The relationship between word and image is explored in the first group of works encountered in the show. In the photograph ‘Concrete Poem’ (1968), Holt captures a heap of large black letters on a set of concrete steps. ‘Wistman’s Wood’ (1969) comprises eight photographs of gnarly oak trees in Dartmoor which mark the site of a concealed text: Holt’s first ‘Buried Poem’, created for her husband, artist Robert Smithson, during a tour of natural sites and ancient monuments across England and Wales in 1969. Nearby, a poem ‘The World Through a Circle’ (c.1970) depicts a circle formed of the words “Moon”, “Sun”, “Earth”, “Water”, “Star” and “Sky”, which, together with the typewritten text below, encapsulate the themes that endured throughout the artist’s career.
Holt’s engagement with cyclical processes, and method of framing the landscape through the shape of a circle is exemplified by ‘Locator with Mirror’ (1972) part of the ‘Locator’ series, started in 1971. Formed of one vertical and one horizontal hollow steel pipe, a circular aperture directs the gaze towards a round mirror, as the viewer becomes aware of the act of seeing itself. Holt’s ‘Locator’ works, the most impactful of which are site-responsive, were pivotal in the development of her monumental sculptural work ‘Sun Tunnels’ (1973–76) situated in the Great Basin Desert, Utah. Reflecting on the project in 1977, Holt wrote: “I wanted to bring the vast space of the desert back to human scale [...] Once inside the tunnels, the work encloses—surrounds—and there is a framing of the landscape through the ends of the tunnels and through the holes.”

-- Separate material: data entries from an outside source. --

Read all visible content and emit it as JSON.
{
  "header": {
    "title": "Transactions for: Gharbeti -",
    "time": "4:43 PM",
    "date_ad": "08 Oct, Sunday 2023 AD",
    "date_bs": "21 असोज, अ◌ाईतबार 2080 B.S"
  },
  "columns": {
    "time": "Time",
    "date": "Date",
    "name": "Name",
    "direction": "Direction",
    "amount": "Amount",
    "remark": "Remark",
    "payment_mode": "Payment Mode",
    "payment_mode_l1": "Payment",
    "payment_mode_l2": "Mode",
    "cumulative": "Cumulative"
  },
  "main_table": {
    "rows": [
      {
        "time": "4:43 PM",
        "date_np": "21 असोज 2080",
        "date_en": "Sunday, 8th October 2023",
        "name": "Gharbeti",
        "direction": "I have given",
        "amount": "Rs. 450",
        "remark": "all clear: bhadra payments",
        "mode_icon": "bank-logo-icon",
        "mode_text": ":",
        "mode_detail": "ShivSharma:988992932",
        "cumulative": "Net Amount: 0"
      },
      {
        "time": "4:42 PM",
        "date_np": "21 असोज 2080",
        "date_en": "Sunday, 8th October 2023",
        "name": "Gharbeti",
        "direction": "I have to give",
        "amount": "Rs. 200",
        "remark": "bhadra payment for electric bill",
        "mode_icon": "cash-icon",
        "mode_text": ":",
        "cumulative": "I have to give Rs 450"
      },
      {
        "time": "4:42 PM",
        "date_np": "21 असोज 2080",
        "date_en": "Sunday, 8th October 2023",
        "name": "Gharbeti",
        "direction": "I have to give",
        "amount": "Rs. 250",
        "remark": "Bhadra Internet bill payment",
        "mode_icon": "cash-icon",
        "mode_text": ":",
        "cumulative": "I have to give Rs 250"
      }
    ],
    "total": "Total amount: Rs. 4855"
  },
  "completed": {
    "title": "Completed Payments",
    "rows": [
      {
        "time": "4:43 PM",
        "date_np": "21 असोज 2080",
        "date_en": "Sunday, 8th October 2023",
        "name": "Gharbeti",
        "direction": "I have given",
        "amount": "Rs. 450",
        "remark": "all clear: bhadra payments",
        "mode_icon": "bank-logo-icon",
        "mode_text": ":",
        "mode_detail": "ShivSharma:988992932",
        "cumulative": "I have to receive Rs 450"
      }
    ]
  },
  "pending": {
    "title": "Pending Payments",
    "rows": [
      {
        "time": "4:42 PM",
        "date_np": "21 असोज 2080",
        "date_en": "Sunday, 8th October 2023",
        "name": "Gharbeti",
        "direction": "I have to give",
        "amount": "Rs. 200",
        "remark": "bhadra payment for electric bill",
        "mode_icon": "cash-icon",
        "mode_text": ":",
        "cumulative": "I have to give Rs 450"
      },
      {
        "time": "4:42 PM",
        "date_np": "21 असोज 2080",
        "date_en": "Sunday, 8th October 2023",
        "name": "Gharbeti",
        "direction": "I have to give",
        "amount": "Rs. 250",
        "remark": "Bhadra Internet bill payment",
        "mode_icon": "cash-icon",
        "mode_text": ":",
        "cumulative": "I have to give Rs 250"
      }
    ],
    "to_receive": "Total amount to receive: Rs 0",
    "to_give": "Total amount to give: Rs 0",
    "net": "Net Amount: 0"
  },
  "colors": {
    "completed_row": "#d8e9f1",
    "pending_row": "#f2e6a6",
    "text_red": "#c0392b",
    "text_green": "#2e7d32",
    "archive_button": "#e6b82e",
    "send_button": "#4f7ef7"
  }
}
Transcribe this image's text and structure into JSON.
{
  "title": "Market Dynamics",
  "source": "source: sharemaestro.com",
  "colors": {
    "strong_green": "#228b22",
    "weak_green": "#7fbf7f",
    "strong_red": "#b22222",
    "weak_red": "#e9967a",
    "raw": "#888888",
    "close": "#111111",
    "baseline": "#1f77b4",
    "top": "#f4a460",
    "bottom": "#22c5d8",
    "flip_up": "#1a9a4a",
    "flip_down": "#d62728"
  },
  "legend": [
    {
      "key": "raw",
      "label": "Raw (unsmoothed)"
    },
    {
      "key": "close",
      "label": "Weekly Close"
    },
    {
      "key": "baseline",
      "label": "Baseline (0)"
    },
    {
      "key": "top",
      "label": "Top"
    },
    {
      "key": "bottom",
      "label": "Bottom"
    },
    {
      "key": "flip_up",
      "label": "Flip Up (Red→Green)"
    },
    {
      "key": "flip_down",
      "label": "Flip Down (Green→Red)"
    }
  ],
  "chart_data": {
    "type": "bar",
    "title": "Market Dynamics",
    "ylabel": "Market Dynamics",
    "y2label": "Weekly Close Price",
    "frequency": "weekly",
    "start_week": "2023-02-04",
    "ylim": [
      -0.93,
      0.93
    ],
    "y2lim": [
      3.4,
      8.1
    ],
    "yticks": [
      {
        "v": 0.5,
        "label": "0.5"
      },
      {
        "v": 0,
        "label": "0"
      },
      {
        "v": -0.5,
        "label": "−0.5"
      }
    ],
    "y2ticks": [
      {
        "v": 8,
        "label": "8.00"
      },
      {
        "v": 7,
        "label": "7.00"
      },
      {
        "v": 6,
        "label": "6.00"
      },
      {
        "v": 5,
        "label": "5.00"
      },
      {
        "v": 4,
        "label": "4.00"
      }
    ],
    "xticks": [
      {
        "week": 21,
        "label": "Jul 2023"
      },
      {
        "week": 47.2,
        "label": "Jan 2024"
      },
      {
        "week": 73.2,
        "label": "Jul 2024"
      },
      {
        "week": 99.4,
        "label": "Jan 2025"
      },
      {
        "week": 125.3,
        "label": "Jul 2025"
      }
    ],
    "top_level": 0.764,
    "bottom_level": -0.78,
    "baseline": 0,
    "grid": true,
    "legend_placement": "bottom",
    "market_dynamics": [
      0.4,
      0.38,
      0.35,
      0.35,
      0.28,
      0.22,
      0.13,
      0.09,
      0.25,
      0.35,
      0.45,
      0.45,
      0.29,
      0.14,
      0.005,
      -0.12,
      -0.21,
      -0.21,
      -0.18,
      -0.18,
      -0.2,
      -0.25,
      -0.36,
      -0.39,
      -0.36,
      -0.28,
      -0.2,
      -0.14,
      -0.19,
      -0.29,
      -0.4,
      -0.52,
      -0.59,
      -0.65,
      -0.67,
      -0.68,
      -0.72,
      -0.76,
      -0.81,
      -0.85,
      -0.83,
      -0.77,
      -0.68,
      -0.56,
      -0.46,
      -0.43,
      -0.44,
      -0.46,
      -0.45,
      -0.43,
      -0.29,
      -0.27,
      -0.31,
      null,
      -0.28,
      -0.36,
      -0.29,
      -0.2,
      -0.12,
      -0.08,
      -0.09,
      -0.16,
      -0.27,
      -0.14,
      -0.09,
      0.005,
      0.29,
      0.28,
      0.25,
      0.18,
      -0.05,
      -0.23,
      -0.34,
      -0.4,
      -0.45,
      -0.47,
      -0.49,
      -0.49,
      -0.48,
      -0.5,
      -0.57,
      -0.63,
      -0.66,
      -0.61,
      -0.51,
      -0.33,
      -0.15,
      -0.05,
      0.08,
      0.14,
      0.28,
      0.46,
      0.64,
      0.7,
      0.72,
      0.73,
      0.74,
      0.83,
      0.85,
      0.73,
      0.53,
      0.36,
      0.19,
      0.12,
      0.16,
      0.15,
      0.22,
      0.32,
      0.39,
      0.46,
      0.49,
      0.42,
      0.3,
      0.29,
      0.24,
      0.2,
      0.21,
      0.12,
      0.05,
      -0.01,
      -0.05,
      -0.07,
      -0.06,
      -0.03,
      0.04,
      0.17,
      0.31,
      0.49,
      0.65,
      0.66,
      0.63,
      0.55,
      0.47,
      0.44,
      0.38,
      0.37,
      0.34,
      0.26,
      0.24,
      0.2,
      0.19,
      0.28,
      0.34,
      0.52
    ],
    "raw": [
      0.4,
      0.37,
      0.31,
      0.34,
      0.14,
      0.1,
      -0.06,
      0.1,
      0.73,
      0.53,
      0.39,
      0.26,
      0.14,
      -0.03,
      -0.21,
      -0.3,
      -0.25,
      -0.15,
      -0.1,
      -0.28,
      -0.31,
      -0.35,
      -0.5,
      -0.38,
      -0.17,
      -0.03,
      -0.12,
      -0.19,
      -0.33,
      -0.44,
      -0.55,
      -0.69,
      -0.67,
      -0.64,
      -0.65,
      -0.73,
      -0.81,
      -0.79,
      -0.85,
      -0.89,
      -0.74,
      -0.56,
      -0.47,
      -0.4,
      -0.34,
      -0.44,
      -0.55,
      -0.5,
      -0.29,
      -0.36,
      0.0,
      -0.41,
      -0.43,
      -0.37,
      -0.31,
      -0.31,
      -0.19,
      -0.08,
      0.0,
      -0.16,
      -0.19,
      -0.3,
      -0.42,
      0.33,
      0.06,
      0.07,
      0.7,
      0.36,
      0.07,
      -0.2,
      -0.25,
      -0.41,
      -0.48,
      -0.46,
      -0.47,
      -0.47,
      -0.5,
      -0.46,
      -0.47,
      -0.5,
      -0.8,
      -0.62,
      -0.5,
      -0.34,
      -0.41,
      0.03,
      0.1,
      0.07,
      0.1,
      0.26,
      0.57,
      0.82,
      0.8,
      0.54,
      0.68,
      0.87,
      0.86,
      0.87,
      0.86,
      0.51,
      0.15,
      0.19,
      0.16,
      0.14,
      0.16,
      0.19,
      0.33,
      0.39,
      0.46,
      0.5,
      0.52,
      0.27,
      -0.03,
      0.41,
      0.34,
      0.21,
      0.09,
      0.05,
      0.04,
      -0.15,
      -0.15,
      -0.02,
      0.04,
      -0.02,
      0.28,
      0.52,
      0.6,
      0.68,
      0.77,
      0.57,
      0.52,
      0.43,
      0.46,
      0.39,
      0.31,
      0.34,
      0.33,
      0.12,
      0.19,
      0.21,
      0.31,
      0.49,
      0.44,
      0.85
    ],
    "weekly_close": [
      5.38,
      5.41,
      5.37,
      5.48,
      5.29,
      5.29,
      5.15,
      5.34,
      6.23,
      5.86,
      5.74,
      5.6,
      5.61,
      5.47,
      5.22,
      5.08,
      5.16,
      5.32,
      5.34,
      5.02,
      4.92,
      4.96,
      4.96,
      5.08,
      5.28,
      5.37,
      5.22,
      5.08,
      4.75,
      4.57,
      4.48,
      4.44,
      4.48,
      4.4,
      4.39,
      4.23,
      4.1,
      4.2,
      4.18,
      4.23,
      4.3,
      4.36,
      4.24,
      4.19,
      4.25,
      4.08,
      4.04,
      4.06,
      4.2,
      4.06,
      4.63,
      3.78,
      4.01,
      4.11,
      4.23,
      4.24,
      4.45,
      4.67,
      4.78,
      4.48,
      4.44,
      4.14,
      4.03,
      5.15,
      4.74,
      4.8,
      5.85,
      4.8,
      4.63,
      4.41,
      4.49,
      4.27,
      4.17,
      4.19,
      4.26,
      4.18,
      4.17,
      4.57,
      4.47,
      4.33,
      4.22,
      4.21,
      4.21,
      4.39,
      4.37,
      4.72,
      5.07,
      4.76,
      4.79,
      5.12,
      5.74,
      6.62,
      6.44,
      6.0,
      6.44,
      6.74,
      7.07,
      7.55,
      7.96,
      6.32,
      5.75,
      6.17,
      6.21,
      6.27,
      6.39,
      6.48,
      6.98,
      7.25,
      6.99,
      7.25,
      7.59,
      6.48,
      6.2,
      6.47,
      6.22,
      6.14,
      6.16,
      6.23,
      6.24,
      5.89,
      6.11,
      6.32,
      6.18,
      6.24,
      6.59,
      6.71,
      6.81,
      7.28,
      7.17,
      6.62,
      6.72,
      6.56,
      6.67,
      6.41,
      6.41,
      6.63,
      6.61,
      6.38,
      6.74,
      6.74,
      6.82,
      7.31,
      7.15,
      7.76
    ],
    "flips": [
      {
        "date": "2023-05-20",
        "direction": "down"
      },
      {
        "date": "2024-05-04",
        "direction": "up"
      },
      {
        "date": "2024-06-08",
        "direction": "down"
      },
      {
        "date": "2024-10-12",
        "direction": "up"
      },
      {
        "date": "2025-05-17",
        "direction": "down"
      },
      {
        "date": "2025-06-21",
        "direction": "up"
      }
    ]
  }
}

Holt’s early experiments in directed vision also informed ‘Points of View’ (1974), a four-channel video installation made for the alternative art space, Clocktower Gallery, New York, founded in 1972 by Alanna Heiss, who would later go on to establish PS1 Contemporary Art Center in a deserted school in Queens. Reconfigured for its first UK presentation, the installation consists of four monitors encased in a white rectangular structure which display views of Lower Manhattan from the four points of the compass. Holt paired together eight key figures from the contemporary New York art scene and invited each duo to respond to a viewpoint. The dialogues accompanying each video make audible an attempt to decipher the urban environment through “passing circular glimpses of the world outside”. The participants, including writer Lucy Lippard and artist Richard Serra, identify junk yards, water towers, construction sites and highways, and reflect more broadly upon the formal and conceptual possibilities of video and sound.
In the downstairs gallery, the show culminates in a series of nineteen colour photographs entitled ‘California Sun Signs’ (1972) which document Holt’s reading of the passing landscape en route to the Mojave Desert. Together, these playful images form a taxonomy of commercial signage featuring the word “sun”, from roadside motels, gas stations and liquor stores, sundaes to sundials to sunlands.